◆ **Work item**
Where in the data does the word "Kółko" appear? Find those lines and copy them.

Data section section start

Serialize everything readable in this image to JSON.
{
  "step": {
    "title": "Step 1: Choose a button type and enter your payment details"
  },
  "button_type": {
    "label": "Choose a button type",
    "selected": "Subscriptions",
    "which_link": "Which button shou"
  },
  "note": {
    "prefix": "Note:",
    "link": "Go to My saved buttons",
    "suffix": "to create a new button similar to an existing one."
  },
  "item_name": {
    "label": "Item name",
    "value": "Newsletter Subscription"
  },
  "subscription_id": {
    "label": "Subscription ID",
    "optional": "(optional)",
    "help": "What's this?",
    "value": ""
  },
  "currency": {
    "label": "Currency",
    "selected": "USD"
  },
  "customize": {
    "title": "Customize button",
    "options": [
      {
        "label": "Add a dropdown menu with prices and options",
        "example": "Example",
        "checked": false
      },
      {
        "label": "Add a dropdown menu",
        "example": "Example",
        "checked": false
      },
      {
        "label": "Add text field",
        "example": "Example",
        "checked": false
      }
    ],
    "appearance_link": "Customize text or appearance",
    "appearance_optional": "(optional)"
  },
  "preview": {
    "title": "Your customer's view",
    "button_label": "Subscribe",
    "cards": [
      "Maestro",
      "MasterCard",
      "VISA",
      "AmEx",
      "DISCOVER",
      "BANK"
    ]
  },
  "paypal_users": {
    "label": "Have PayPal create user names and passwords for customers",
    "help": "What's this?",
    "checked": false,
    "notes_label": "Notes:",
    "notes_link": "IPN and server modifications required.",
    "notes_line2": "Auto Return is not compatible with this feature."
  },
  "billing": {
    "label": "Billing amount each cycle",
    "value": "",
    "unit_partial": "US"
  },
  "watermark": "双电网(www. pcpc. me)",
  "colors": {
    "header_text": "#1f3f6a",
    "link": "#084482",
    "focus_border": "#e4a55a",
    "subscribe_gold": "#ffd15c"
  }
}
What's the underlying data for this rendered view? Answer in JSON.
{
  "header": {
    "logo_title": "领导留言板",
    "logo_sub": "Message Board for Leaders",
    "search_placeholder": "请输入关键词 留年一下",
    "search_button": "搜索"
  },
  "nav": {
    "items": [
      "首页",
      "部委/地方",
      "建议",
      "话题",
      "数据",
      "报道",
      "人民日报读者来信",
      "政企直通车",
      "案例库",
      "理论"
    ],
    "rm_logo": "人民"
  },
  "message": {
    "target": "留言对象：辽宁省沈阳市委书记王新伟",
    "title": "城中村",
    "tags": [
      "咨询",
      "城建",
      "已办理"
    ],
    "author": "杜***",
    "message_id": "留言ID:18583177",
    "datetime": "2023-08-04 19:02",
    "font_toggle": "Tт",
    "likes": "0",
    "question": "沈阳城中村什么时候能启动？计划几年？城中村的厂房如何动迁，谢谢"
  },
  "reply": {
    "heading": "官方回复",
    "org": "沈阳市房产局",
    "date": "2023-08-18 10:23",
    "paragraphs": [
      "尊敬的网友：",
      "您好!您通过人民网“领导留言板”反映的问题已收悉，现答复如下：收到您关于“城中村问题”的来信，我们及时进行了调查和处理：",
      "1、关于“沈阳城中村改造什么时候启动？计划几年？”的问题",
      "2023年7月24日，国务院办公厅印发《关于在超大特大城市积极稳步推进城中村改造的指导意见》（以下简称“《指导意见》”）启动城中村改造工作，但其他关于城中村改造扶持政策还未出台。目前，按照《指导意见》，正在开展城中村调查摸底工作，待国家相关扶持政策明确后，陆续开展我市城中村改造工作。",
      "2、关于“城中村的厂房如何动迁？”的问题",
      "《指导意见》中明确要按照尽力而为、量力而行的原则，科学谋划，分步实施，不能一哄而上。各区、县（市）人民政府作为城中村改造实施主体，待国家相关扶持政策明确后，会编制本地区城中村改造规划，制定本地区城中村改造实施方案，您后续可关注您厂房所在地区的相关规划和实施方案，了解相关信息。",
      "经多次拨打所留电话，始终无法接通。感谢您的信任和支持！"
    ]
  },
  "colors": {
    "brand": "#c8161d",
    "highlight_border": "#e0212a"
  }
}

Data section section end
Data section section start

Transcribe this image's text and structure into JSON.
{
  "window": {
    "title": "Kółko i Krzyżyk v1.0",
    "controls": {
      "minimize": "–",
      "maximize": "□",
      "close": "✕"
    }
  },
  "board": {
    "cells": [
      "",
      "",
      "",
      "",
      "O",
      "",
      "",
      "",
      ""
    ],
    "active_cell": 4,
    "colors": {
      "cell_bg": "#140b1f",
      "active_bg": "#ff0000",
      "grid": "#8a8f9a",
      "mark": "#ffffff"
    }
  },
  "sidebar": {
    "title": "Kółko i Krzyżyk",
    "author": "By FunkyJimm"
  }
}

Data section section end

◆ **Output for this task**
    "title": "Kółko i Krzyżyk v1.0",
    "title": "Kółko i Krzyżyk",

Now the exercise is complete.